▸ **Provided data**
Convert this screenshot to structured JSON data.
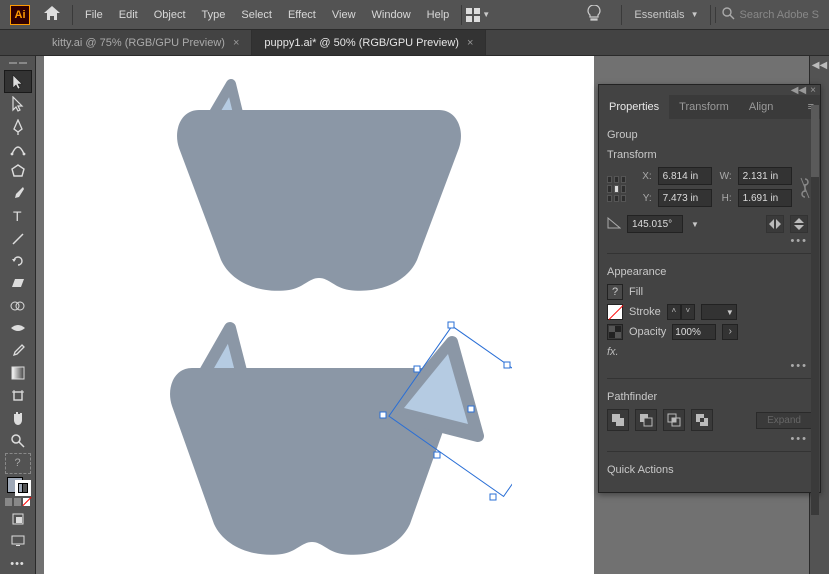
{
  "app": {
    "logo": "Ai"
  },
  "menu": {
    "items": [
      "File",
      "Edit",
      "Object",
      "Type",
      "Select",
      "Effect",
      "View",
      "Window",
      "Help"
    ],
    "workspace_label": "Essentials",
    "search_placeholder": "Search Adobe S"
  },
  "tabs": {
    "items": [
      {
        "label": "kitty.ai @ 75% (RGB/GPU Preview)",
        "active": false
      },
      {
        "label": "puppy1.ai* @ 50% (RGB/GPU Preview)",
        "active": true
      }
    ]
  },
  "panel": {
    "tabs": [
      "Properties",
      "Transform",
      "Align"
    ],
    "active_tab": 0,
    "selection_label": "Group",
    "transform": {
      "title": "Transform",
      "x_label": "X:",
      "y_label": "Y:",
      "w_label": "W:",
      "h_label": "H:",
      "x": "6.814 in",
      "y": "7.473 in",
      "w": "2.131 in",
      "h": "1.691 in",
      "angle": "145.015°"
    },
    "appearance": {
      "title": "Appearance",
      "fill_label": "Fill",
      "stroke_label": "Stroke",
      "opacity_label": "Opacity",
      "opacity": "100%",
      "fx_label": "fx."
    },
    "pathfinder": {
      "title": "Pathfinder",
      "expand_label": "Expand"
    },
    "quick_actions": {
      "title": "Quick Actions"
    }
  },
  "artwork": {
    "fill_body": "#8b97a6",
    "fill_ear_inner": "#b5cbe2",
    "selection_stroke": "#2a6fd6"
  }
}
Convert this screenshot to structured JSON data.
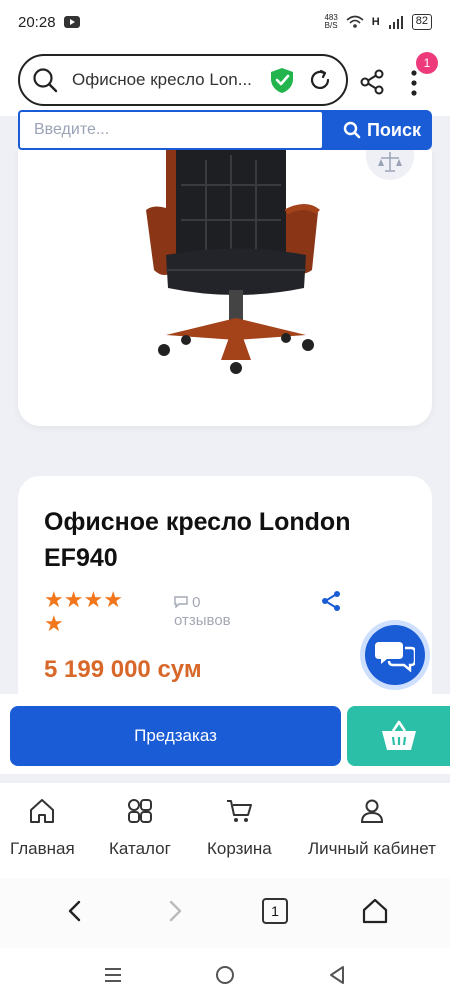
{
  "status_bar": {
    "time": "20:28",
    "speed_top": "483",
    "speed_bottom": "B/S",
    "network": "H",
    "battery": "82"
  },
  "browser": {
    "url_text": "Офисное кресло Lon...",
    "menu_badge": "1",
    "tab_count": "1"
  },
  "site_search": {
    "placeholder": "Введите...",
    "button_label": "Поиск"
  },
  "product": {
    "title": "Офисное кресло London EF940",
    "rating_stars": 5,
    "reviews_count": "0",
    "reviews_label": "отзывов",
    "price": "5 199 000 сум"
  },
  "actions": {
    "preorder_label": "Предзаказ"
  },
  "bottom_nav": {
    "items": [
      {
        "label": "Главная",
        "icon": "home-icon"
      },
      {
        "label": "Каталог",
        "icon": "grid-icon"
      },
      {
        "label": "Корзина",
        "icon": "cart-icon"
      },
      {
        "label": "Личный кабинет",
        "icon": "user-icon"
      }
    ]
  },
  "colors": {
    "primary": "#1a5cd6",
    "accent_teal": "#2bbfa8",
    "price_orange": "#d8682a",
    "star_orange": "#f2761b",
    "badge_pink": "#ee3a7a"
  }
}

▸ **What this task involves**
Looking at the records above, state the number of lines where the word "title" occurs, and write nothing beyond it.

▸ **Solution to this exercise**
5